While tough action babes have always been popular with male audiences, Lallo says that women are lagging behind in their ability to voice these characters. Theyre typically not taught how to take punches, they have trouble doing reaction sounds, especially in long fight scenes. Women have to be really pumped up to get that sense really having a sword and fighting with it.

The feminine is trippy for a lot of women. Now they have to pretend that they are defeating armies, not just ha-there-take that. They like doing it but they havent been taught what it feels like when youre slugging somebody. They just have to learn to embody it a little more what is their aggressive voice? Some women think, I dont want to be seen as a bitch, so I really yell low.
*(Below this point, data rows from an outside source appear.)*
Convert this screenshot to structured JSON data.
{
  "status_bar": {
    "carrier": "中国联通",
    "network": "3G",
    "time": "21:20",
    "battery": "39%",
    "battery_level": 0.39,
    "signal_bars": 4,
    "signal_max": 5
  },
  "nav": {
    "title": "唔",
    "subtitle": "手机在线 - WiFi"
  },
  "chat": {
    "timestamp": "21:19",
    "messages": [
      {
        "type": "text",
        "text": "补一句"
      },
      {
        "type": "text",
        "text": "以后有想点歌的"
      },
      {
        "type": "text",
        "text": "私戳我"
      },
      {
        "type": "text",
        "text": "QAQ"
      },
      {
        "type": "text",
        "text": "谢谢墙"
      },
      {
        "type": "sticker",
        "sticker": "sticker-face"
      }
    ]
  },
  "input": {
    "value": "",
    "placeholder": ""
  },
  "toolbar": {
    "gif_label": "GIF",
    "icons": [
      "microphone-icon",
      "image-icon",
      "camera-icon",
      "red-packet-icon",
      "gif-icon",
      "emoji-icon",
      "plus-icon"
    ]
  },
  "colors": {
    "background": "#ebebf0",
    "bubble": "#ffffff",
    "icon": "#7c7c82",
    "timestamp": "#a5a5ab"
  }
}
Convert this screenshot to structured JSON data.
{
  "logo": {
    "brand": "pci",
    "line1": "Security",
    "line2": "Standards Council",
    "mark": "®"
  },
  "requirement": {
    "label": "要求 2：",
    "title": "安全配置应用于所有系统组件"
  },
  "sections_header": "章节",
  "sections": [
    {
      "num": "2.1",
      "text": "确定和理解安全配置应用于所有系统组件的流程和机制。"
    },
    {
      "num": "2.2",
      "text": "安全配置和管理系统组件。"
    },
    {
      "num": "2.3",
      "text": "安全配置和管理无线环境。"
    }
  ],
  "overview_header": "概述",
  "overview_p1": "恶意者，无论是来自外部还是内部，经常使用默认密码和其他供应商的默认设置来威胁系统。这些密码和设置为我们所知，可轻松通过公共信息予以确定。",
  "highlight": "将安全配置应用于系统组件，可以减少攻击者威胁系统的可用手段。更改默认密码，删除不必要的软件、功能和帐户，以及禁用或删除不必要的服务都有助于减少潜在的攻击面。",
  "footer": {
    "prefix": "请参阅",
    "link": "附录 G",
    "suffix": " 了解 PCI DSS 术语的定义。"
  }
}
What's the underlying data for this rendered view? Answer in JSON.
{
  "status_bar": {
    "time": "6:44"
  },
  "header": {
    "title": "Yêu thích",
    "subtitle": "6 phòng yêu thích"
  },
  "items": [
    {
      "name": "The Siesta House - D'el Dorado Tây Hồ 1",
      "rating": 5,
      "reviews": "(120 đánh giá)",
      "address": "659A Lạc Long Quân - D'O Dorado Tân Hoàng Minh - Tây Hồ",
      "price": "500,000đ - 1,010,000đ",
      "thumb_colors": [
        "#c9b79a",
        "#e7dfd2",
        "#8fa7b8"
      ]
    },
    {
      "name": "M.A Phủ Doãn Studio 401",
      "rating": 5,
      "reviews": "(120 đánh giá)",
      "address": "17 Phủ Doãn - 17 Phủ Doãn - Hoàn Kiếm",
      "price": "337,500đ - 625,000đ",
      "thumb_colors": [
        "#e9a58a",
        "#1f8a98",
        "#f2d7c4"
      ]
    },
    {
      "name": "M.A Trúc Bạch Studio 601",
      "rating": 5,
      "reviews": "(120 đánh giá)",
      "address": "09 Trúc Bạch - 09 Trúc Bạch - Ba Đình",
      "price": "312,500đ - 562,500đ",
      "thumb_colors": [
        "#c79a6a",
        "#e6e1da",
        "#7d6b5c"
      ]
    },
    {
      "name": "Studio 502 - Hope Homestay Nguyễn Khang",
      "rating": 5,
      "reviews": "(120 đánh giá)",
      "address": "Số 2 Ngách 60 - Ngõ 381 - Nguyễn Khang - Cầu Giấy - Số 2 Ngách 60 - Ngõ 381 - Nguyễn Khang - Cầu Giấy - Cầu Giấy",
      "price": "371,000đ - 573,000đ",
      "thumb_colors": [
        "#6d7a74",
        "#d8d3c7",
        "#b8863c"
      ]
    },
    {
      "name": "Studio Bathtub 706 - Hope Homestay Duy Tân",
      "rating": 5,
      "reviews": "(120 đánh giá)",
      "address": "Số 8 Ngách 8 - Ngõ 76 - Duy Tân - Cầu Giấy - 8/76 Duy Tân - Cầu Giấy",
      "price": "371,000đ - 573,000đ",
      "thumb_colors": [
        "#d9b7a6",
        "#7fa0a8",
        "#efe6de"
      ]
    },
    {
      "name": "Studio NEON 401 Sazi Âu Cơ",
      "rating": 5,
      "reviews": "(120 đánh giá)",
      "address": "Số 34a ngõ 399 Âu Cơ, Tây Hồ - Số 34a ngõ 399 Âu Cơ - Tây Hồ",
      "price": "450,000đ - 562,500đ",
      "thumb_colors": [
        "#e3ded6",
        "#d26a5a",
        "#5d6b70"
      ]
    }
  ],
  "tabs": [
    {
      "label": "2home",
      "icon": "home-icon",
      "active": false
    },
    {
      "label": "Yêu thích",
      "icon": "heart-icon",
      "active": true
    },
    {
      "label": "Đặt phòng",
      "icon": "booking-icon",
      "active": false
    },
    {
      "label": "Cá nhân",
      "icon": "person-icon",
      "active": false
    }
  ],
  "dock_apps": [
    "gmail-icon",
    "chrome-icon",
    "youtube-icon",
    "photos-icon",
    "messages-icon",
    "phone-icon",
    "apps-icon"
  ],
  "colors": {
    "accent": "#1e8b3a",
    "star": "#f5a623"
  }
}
Lallo and Keith Arem agree that the combat games have increased the demand for realistic sounding, non-cartoony foreign accented voices. Agents going crazy to get the Russian guy, the Asian guy, says Lallo, while Arem reports that the makers of Call of Duty wanted it pretty authentic. We had Brits in there, we hired real Germans, Austrians, different dialects, all in the game in their native language no subtitles. We wanted it to be as scary as it was for the Americans who were there for real. They didnt understand what was going on. It was very interesting to hear it because German in particular is a very percussive, aggressive language.

Ernesto Leszek is a London-based, Mexican-born voice-over artist who uses his imagination to create the voices of action characters fighting for their lives in combat games.

Ernesto Leszek is a London-based, Mexican-born voice-over artist whos been called on to provide Latino-accented voices for a variety of projects, including Outside the Wire, a combat game set in the South American jungle. I had to voice several Latino army rebels, so in my mind I put on my army uniform, grabbed a few weapons and ammo and I was right there fighting for my life, just like a game player. I think using my imagination did the trick. It is all about being in the moment and being real to the part. The voice director gave me excellent directions to follow, which helped a lot.

Part of Dawn Hersheys duties at Blindlight is selecting voice directors for the various sessions taking place at the studio. The director she selects to helm a session, depends on the project. Sometimes Ill just look for a voice director who gets through a lot of copy in a day. If a client is a little more particular about capturing an emotion and making sure theres actual acting going on, Ill look for a voice director wholl take a little more time in pulling performances out of actors. Sometimes I hire a voice director based on their relationship with a celebrity that theyve worked with in the past and I know the director is good at placating them. Sometimes I literally just need a body in a chair and it doesnt matter what they do, it just matters that I need someone to sit there, press the button and tell them action. It really depends.

Lallo sees the beginning of the 21st century as, a good time to be a voice person anywhere in the world, with numerous new opportunities opening up not just in videogames, but in broadband and mobile programming as well. Anybody who cant get a gig in voice over is not trying she says, or theyre not good.

For Chapelsky, a variety of factors will affect videogame opportunities for voice over artists. The dramatic experience continues to be more realistic and immersive. With that you need more acting.

On the other hand, some gamers are getting fed up with too much linear entertainment in their games. They don't appreciate game producer making them sit on the couch and watch a 15-minute video segment before they can pick up the controller and start doing something. Theres some feedback from the marketplace on cutting that stuff back and thats where most of the acting is. A great game experience isnt delivered by drama from the characters or the story or the actors. A great game experience is delivered by experience of the player being the star of show.

Joe Strike lives in New York City and writes for and about animation. He has recently completed a childrens novel.